They have the money to make a big move at third or in the outfield and still be a little below the competitive balance tax threshold, but is it worth it to them? After such a poor 2017, is it even delaying the inevitable? Even though they’re not shy about spending, I just can’t see them making big win-now moves right now.

The Rockies

The team that plays its home games mere blocks from my current address made the playoffs for the first time since 2009, and may look to build on that momentum. As part of an expectation of spending more, they had a record $127M Opening Day payroll in 2017, but only have $63.75M on the books for 2018. Greg Holland is expected to decline his player option, and the team only had two arbitration cases last year (Charlie Blackmon and D.J. LeMahieu, and only two relievers (Chad Bettis and Chris Rusin) entering arbitration.

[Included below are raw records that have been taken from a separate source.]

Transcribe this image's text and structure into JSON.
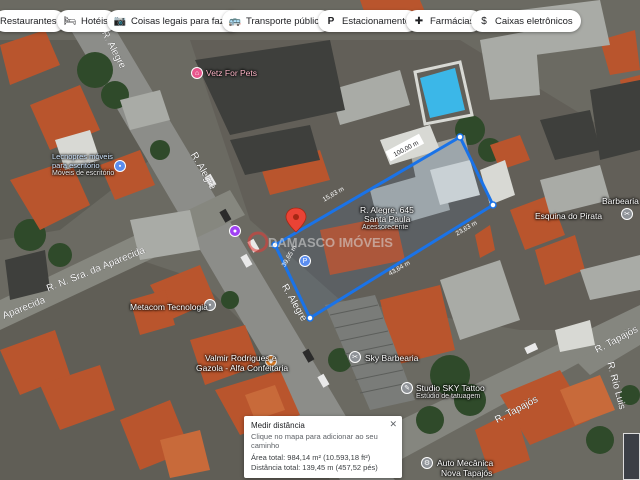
{
  "chips": [
    {
      "label": "Restaurantes",
      "icon": "restaurant-icon"
    },
    {
      "label": "Hotéis",
      "icon": "hotel-icon"
    },
    {
      "label": "Coisas legais para fazer",
      "icon": "camera-icon"
    },
    {
      "label": "Transporte público",
      "icon": "transit-icon"
    },
    {
      "label": "Estacionamento",
      "icon": "parking-icon"
    },
    {
      "label": "Farmácias",
      "icon": "pharmacy-icon"
    },
    {
      "label": "Caixas eletrônicos",
      "icon": "atm-icon"
    }
  ],
  "map": {
    "places": {
      "vetz": "Vetz For Pets",
      "ra_alegre_645": "R. Alegre, 645",
      "ra_alegre_645_sub": "Santa Paula",
      "acesso": "Acessorecente",
      "lecnopres": "Lecnopres móveis",
      "lecnopres_sub": "para escritório",
      "lecnopres_sub2": "Móveis de escritório",
      "metacom": "Metacom Tecnologia",
      "valmir": "Valmir Rodrigues e",
      "valmir2": "Gazola - Alfa Confeitaria",
      "sky_barb": "Sky Barbearia",
      "studio": "Studio SKY Tattoo",
      "studio_sub": "Estúdio de tatuagem",
      "barbearia": "Barbearia",
      "pirata": "Esquina do Pirata",
      "auto": "Auto Mecânica",
      "auto2": "Nova Tapajós",
      "watermark": "DAMASCO IMÓVEIS"
    },
    "roads": {
      "r_alegre": "R. Alegre",
      "r_alegre_b": "R. Alegre",
      "r_alegre_c": "R. Alegre",
      "aparecida": "R. N. Sra. da Aparecida",
      "aparecida_b": "Aparecida",
      "tapajos": "R. Tapajós",
      "tapajos_b": "R. Tapajós",
      "rio_luis": "R. Rio Luis"
    },
    "measure_labels": {
      "seg_top": "100,00 m",
      "seg_a": "15,63 m",
      "seg_b": "23,63 m",
      "seg_c": "43,64 m",
      "seg_d": "39,65 m"
    }
  },
  "measure_card": {
    "title": "Medir distância",
    "hint": "Clique no mapa para adicionar ao seu caminho",
    "area": "Área total: 984,14 m² (10.593,18 ft²)",
    "distance": "Distância total: 139,45 m (457,52 pés)",
    "close": "✕"
  },
  "colors": {
    "measure_line": "#1a73e8",
    "pin": "#ea4335",
    "roof": "#c0582f",
    "street": "#8c8d89"
  }
}
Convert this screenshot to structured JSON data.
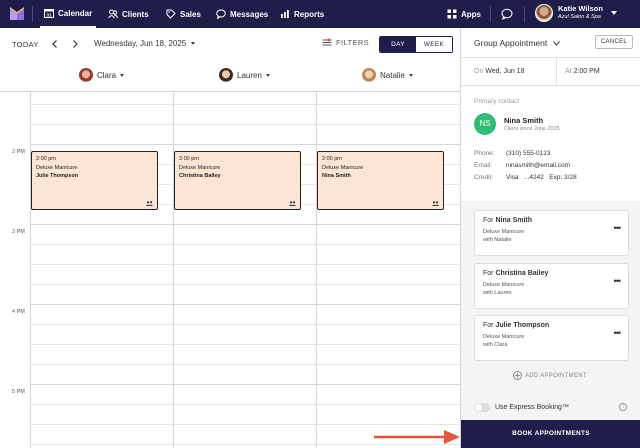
{
  "nav": {
    "items": [
      {
        "label": "Calendar",
        "icon": "calendar-icon"
      },
      {
        "label": "Clients",
        "icon": "clients-icon"
      },
      {
        "label": "Sales",
        "icon": "sales-icon"
      },
      {
        "label": "Messages",
        "icon": "messages-icon"
      },
      {
        "label": "Reports",
        "icon": "reports-icon"
      }
    ],
    "apps_label": "Apps",
    "user_name": "Katie Wilson",
    "user_business": "Azul Salon & Spa"
  },
  "toolbar": {
    "today_label": "TODAY",
    "date_label": "Wednesday, Jun 18, 2025",
    "filters_label": "FILTERS",
    "view_day": "DAY",
    "view_week": "WEEK",
    "active_view": "DAY"
  },
  "staff": [
    {
      "name": "Clara"
    },
    {
      "name": "Lauren"
    },
    {
      "name": "Natalie"
    }
  ],
  "time_labels": [
    "2 PM",
    "3 PM",
    "4 PM",
    "5 PM"
  ],
  "appointments": [
    {
      "time": "2:00 pm",
      "service": "Deluxe Manicure",
      "client": "Julie Thompson",
      "staff": "Clara"
    },
    {
      "time": "2:00 pm",
      "service": "Deluxe Manicure",
      "client": "Christina Bailey",
      "staff": "Lauren"
    },
    {
      "time": "2:00 pm",
      "service": "Deluxe Manicure",
      "client": "Nina Smith",
      "staff": "Natalie"
    }
  ],
  "panel": {
    "title": "Group Appointment",
    "cancel_label": "CANCEL",
    "on_label": "On",
    "on_value": "Wed, Jun 18",
    "at_label": "At",
    "at_value": "2:00 PM",
    "primary_contact_label": "Primary contact",
    "contact": {
      "initials": "NS",
      "name": "Nina Smith",
      "since": "Client since June 2025",
      "phone_label": "Phone:",
      "phone": "(310) 555-0123",
      "email_label": "Email:",
      "email": "ninasmith@email.com",
      "credit_label": "Credit:",
      "credit": "Visa   ...4242   Exp: 3/28"
    },
    "cards": [
      {
        "for_label": "For",
        "name": "Nina Smith",
        "service": "Deluxe Manicure",
        "with": "with Natalie"
      },
      {
        "for_label": "For",
        "name": "Christina Bailey",
        "service": "Deluxe Manicure",
        "with": "with Lauren"
      },
      {
        "for_label": "For",
        "name": "Julie Thompson",
        "service": "Deluxe Manicure",
        "with": "with Clara"
      }
    ],
    "add_appointment_label": "ADD APPOINTMENT",
    "express_label": "Use Express Booking™",
    "express_on": false,
    "book_label": "BOOK APPOINTMENTS"
  },
  "colors": {
    "navy": "#1f1d4a",
    "appointment_fill": "#fde5d5",
    "contact_badge": "#2ebd73",
    "arrow": "#e8543a"
  }
}
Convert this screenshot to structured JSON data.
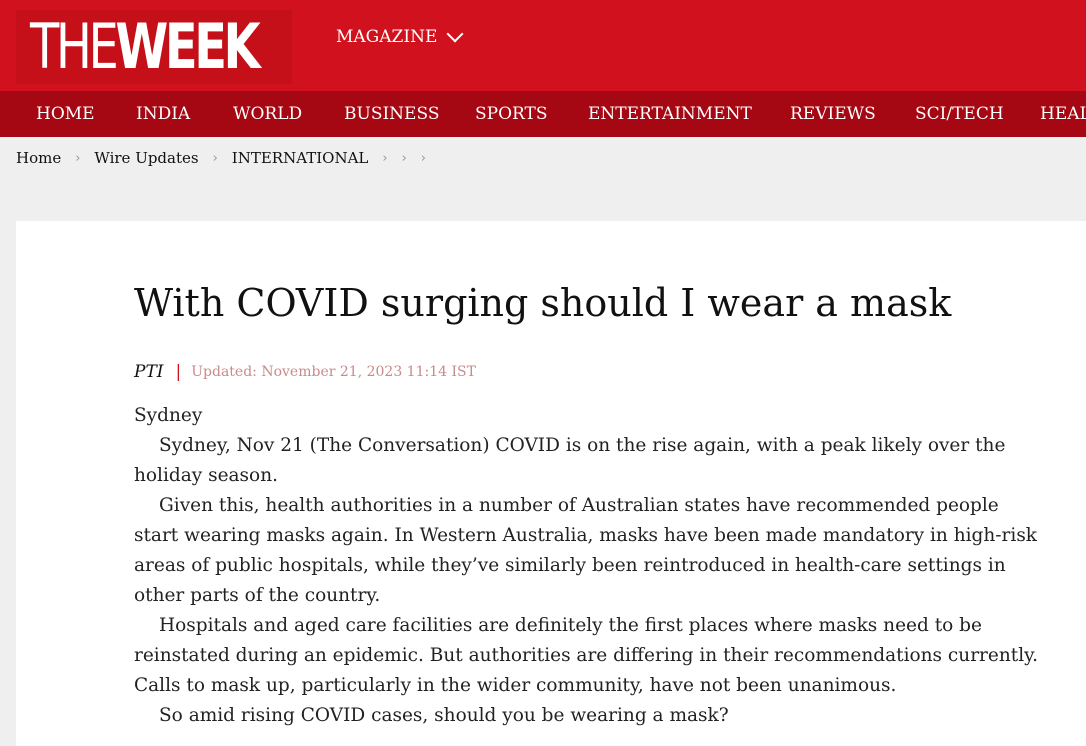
{
  "header": {
    "logo_the": "THE",
    "logo_week": "WEEK",
    "magazine_label": "MAGAZINE"
  },
  "nav": {
    "items": [
      "HOME",
      "INDIA",
      "WORLD",
      "BUSINESS",
      "SPORTS",
      "ENTERTAINMENT",
      "REVIEWS",
      "SCI/TECH",
      "HEAL"
    ]
  },
  "breadcrumb": [
    "Home",
    "Wire Updates",
    "INTERNATIONAL"
  ],
  "article": {
    "title": "With COVID surging should I wear a mask",
    "author": "PTI",
    "separator": "|",
    "updated": "Updated: November 21, 2023 11:14 IST",
    "dateline": "Sydney",
    "paragraphs": [
      "Sydney, Nov 21 (The Conversation) COVID is on the rise again, with a peak likely over the holiday season.",
      "Given this, health authorities in a number of Australian states have recommended people start wearing masks again. In Western Australia, masks have been made mandatory in high-risk areas of public hospitals, while they’ve similarly been reintroduced in health-care settings in other parts of the country.",
      "Hospitals and aged care facilities are definitely the first places where masks need to be reinstated during an epidemic. But authorities are differing in their recommendations currently. Calls to mask up, particularly in the wider community, have not been unanimous.",
      "So amid rising COVID cases, should you be wearing a mask?"
    ]
  },
  "colors": {
    "brand_red": "#d2111e",
    "nav_red": "#a50812",
    "date_color": "#c98a8a",
    "page_bg": "#efefef"
  },
  "icons": {
    "magazine_dropdown": "chevron-down-icon",
    "breadcrumb_separator": "chevron-right-icon"
  }
}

They ranked near the middle in terms of farm system, so the Rockies could conceivably deal for Stanton. Not that it wouldn’t be surprising, but it could happen. And wouldn’t it be cool to see Stanton chase 73 hitting at Coor’s field half the year? It’s a match made in heaven.

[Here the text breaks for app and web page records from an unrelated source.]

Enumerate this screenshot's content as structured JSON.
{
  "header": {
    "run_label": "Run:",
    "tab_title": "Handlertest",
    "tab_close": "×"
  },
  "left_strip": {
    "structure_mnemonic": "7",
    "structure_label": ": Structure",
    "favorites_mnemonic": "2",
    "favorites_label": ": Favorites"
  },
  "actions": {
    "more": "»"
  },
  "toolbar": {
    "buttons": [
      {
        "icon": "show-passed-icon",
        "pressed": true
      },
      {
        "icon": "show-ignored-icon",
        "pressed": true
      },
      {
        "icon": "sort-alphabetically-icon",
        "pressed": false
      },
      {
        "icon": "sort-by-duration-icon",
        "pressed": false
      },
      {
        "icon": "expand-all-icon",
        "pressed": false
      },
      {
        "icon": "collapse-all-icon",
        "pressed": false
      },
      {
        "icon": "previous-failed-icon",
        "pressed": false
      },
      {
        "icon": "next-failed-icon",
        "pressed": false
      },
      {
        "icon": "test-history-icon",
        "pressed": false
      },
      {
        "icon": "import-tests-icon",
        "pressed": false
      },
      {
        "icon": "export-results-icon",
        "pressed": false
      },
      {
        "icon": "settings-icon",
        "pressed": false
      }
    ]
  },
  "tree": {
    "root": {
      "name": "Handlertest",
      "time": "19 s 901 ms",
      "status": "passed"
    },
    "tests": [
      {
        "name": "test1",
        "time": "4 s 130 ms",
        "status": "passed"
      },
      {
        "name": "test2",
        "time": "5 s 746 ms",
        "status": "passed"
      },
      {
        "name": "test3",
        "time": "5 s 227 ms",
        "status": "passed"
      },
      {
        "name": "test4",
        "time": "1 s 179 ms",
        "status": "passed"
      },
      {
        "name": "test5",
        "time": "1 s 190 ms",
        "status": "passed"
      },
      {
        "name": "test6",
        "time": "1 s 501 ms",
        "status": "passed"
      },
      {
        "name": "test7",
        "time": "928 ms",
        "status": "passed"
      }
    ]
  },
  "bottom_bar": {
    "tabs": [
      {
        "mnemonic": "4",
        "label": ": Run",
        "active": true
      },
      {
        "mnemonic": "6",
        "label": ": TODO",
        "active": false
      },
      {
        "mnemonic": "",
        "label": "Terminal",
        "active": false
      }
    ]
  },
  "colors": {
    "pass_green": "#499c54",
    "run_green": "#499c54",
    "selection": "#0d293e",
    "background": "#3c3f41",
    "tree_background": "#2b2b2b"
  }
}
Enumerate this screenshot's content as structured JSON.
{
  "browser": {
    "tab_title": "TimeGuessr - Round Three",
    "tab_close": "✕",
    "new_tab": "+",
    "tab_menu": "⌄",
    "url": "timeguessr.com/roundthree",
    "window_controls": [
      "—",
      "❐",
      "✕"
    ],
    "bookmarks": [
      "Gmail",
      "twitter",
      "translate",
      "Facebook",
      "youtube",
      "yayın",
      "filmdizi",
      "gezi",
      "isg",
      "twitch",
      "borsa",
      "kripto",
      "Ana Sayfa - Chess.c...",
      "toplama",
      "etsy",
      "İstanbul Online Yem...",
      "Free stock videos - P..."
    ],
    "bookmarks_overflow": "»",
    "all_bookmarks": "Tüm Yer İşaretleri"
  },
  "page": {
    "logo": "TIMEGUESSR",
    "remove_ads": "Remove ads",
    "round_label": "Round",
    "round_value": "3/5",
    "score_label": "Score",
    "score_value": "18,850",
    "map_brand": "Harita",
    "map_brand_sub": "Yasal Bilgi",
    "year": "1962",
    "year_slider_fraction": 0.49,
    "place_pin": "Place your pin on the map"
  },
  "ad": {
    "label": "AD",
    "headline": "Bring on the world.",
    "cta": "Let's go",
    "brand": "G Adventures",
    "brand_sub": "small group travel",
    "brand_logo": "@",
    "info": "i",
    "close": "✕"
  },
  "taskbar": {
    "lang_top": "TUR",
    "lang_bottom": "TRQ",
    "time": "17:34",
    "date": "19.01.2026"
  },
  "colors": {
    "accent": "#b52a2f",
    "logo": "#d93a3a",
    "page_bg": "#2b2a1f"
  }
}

The Rockies have significant holes at first and in right, with the shell of Carlos Gonzales departing. That’s with Ian Desmond slotted primarily in left, who could move back to first if needed. It makes sense for them to take a long look at the corner-outfield market, and be involved.

The Diamondbacks

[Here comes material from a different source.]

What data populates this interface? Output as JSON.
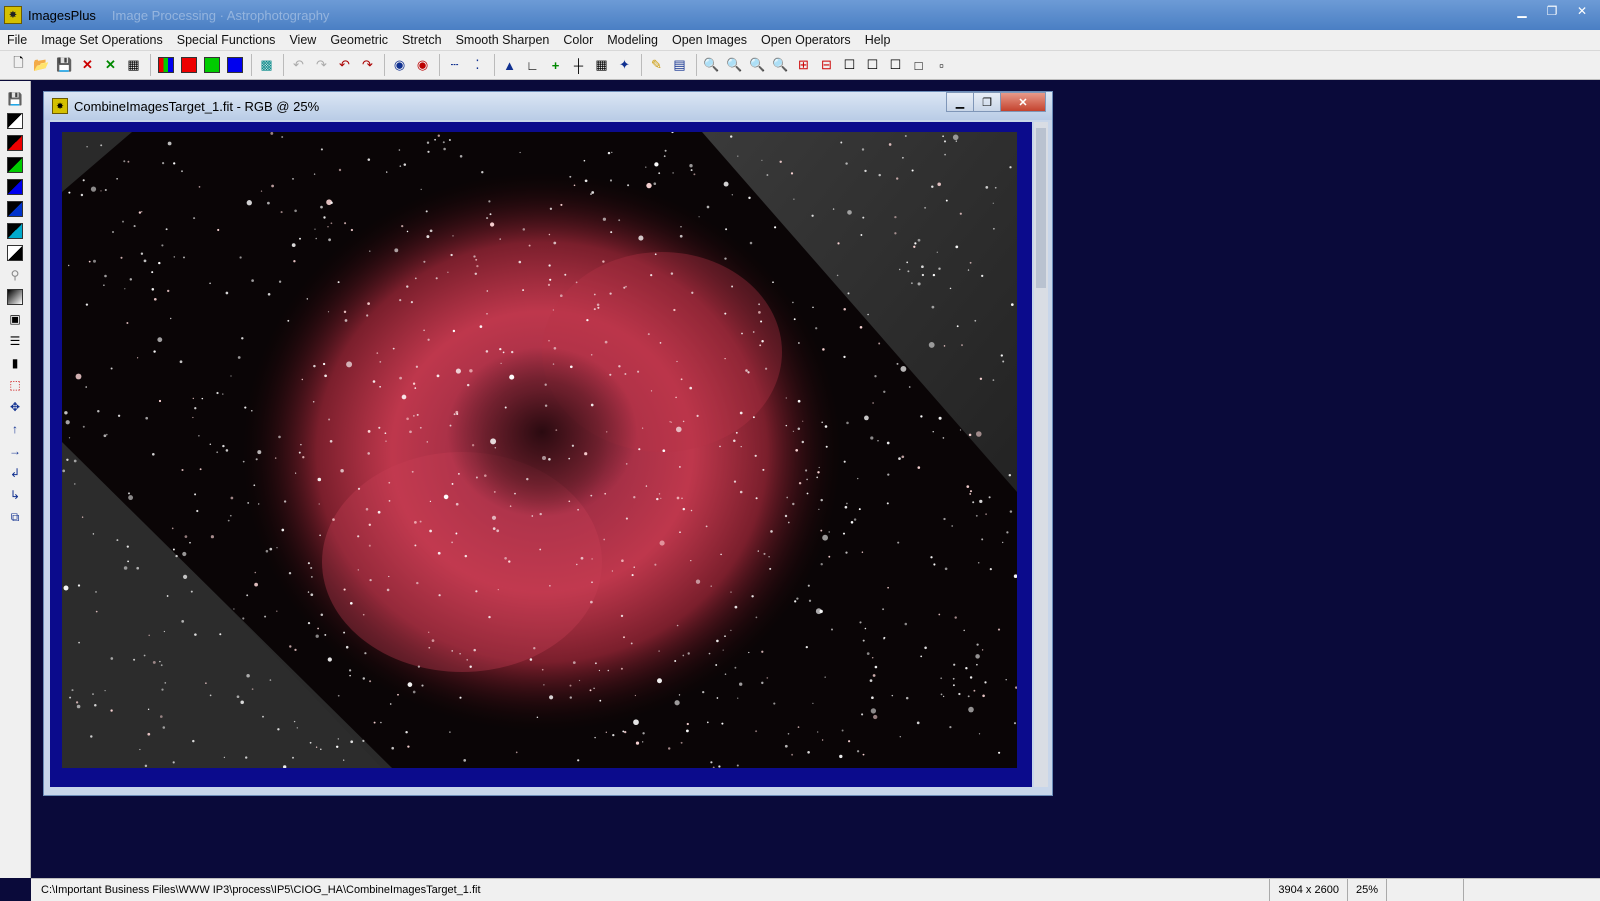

We’ve made it to the final team, the Diamondbacks. They have only $60.3M invested in next year’s team thus far, and have already been the highest bidder for J.D. Martinez’s services once. They entered last year with just $93M in payroll, but they’ve stretched it as far as $115M in season-ending payroll in 2016.

They have a total of 12 arbitration cases, nine of which are continuing arbitration and made a combined $24.3M in 2016. It seems like the right time for the Diamondbacks to spend, considering the empty farm system, and the fact that they have one of the best hitters in the game in his prime in Paul Goldschmidt. You also probably didn’t forget they have one of the best pitchers in the game in Zack Greinke heading up a strong rotation.

In other words, this is the time for the Dbacks to stretch their payroll, if they’re going to. If Martinez departs, right-field will join second-base as significant holes on the 2018 Diamondbacks. They don’t have a farm to deal from, but they can probably afford to bring back J.D.

So, where does that leave us? In general, the teams listed here don’t really have strong farms, so its hard to see them trading for Stanton, Yelich, or any other strong outfielder. The Rockies, Blue Jays, and Nationals are the exceptions.

The Blue Jays probably don’t take on a contract when they seem so close to needing to rebuild. They have several holes to fill anyway, so the chances of a big upgrade in one specific spot seems unlikely. The Nationals may not want to take on Stanton’s contract unless they’ve already given up on re-signing Harper. And even so, Stanton could require parting with top outfield prospect Victor Robles, who could instead fill the void. As for the Rockies, well who knows. They’ve always seemed like a hard front office to read.

In other words, the Cardinals may be in the best position of any other team to acquire Stanton. They have the money and prospects to absorb the cost. Their biggest hole is in right. His addition wouldn’t quite put them on par with the Cubs, but still would have a huge affect on their playoff hopes in 2018.

Many teams have the ability to spend, a sign of the current state of MLB. The Nationals, Angels, and Giants have a need and can afford to sign Martinez or Upton, but the Diamondbacks, Rockies, Blue Jays, and Mariners can too. The Blue Jays may not want to, and the Mariners might spend on the rotation instead, but that still leaves a lot of suitors for the big name outfielders on the market. The teams that traded for Upton and Martinez could try hard to retain them.

The same may not be the case for Stanton, where the Cards may be the team best positioned to acquire him. It could make for an interesting winter.